→ **AIM OF THE EXERCISE**:
Once you have read the entries, please say how many lines hold the string "name", giving the number only.

→ **RECORDS TO USE**:
-- Opening Marker --
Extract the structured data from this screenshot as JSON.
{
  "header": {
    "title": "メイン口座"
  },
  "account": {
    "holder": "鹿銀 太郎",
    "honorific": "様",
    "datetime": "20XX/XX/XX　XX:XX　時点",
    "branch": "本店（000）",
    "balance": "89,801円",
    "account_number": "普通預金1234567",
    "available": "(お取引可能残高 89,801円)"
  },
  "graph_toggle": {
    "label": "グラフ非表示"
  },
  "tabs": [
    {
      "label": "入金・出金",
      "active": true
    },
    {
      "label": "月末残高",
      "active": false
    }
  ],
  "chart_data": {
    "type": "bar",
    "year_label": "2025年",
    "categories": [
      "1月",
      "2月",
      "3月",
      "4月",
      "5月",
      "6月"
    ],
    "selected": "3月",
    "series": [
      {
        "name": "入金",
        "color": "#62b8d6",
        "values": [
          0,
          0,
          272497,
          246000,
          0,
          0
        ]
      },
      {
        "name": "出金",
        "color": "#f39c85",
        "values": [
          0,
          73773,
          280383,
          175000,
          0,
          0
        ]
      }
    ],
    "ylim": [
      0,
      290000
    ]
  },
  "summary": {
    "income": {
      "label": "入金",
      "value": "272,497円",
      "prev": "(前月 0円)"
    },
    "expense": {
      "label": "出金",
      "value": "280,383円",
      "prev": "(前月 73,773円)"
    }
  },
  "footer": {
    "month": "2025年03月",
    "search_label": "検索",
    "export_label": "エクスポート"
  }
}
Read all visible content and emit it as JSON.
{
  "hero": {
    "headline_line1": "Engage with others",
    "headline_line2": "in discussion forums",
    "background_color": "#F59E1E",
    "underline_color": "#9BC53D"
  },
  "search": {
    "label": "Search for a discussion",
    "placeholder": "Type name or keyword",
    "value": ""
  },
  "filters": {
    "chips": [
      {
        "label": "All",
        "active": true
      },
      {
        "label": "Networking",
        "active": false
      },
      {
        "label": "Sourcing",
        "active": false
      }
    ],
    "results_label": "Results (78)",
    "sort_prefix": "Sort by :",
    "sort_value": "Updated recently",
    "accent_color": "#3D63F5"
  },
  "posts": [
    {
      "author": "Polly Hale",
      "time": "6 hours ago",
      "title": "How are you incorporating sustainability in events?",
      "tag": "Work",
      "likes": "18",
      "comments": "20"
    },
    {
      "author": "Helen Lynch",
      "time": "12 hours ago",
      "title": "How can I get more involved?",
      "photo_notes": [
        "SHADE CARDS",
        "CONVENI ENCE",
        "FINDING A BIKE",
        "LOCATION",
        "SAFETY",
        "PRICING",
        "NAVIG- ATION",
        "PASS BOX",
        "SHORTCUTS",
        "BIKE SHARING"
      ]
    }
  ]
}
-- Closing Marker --
→ **TASK SOLUTION**:
3